In another embodiment, the response curve 18 (FIG. 6) constituted by the filter RC (formed by the semi-conductive material 13) is determined. This response curve represents a variation in level of the output signal V as a function of the frequency f. The frequency f0, proportional to 1/RC, is that frequency for which the output signal of the filter has the value V2, which is slightly smaller than the input signal V3.
Regardless of the type of measurement made, it is advisable that length f, along which the cable extends in the fire-risk locations, in relation to the total length L of this cable, should be chosen in accordance with the precision that is desired. The following considerations will make it possible to determine the lengths L and f as well as the nature of the material that constitutes the sheathing 13.
Below, rA designates the resistance offered per unit of length, between the core and the outer conductor, by the sheathing 13 at ambient temperature. rT represents the same quantity but for a temperature T greater than ambient temperature.
Thus, the resistance values of the sheathing 13, firstly, along the length f (RT at a temperature T) and secondly, along the length L-f (RA at ambient temperature), are as follows: ##EQU1##
At the end of the cable, the resistance R between the core and the outer conductor is therefore: ##EQU2## that is: ##EQU3## cA is the capacitance presented by the cable, per unit of length, between the core and the conductor at ambient temperature and cT is the same quantity, but at the temperature T. We can write:
c2 =fcT (4)
at the end of the cable, the value of the capacitance C between the core and the outer conductor is:

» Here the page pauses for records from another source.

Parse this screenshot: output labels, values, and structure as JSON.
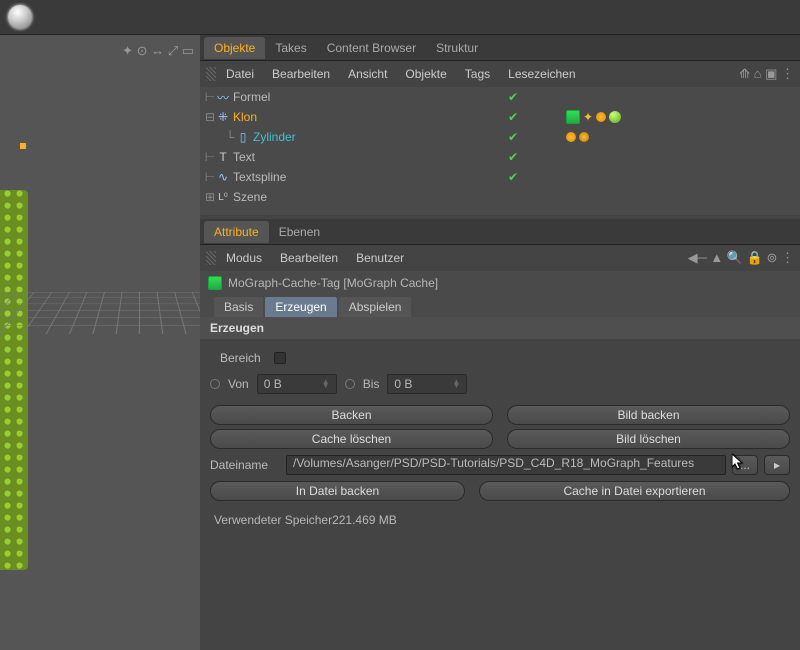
{
  "topTabs": {
    "objekte": "Objekte",
    "takes": "Takes",
    "content": "Content Browser",
    "struktur": "Struktur"
  },
  "topMenu": {
    "datei": "Datei",
    "bearbeiten": "Bearbeiten",
    "ansicht": "Ansicht",
    "objekte": "Objekte",
    "tags": "Tags",
    "lesezeichen": "Lesezeichen"
  },
  "tree": {
    "formel": "Formel",
    "klon": "Klon",
    "zylinder": "Zylinder",
    "text": "Text",
    "textspline": "Textspline",
    "szene": "Szene"
  },
  "attrTabs": {
    "attribute": "Attribute",
    "ebenen": "Ebenen"
  },
  "attrMenu": {
    "modus": "Modus",
    "bearbeiten": "Bearbeiten",
    "benutzer": "Benutzer"
  },
  "objTitle": "MoGraph-Cache-Tag [MoGraph Cache]",
  "subTabs": {
    "basis": "Basis",
    "erzeugen": "Erzeugen",
    "abspielen": "Abspielen"
  },
  "section": "Erzeugen",
  "fields": {
    "bereich": "Bereich",
    "von": "Von",
    "vonVal": "0 B",
    "bis": "Bis",
    "bisVal": "0 B",
    "dateiname": "Dateiname",
    "path": "/Volumes/Asanger/PSD/PSD-Tutorials/PSD_C4D_R18_MoGraph_Features",
    "dots": "...",
    "arrow": "▸"
  },
  "buttons": {
    "backen": "Backen",
    "bildBacken": "Bild backen",
    "cacheLoeschen": "Cache löschen",
    "bildLoeschen": "Bild löschen",
    "inDateiBacken": "In Datei backen",
    "cacheExport": "Cache in Datei exportieren"
  },
  "memory": {
    "label": "Verwendeter Speicher",
    "val": "221.469 MB"
  }
}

C-c1 =c2 (5)
that is: ##EQU4##
From the above formula (7), it can be deduced that if the product RC is to be hardly affected by the length, the nature of the sheathing material 13 should be chosen in such a way that:
cA /cT ≃rT /rA (8)
Of course, it will not generally be possible to meet the condition of equality between the values cA /cT and rT /RA for all temperatures. In contrast, the material, and hence its values, cA, cT, rT, rA, can be chosen so as to obtain strict equality for the smallest time constant (T0) of the temperatures for which the fire risk is considered to exist. This temperature is, for example, 110° C.
Thus, in the case of the example mentioned above, the values rT /rA and cA /cT are both 0.04 for T=110° C. and A=20° C.
It must be noted that the minimum temperature is detected just at the start of the trouble, that is, at a moment when the length f is relatively low; in these circumstances, if the condition (8) is not met, RC will have a value that diverges from that of rT cT as is shown by the formula (7) above. In contrast, after the trouble has begun, the heat spreads and increases the length f, a fact that contributes to making the factor of rT cT in the formula (7) approach unity and at least partly compensates for the divergence of cA /cT from rT /rA in this factor. It is generally true that, as time passes, the temperature T increases. Another fact that contributes to maintaining precision is that resistance and capacitance vary inversely to each other depending on the temperature.
In the above example, it was also observed that, for temperatures greater than 110° C., the divergence of RC with respect to rT cT remained relatively low, with a maximum of about 10%, even if the ratios L/f varied greatly. The temperature in locations at risk can thus be measured with a satisfactory degree of precision, at least for a determined range of temperatures, for example, between 110° C. and 220° C.
Since the invention provides a means for measuring temperature which is hardly affected by the length of the cable, the likelihood of triggering false alarms is substantially reduced as compared with monitoring devices in the prior art.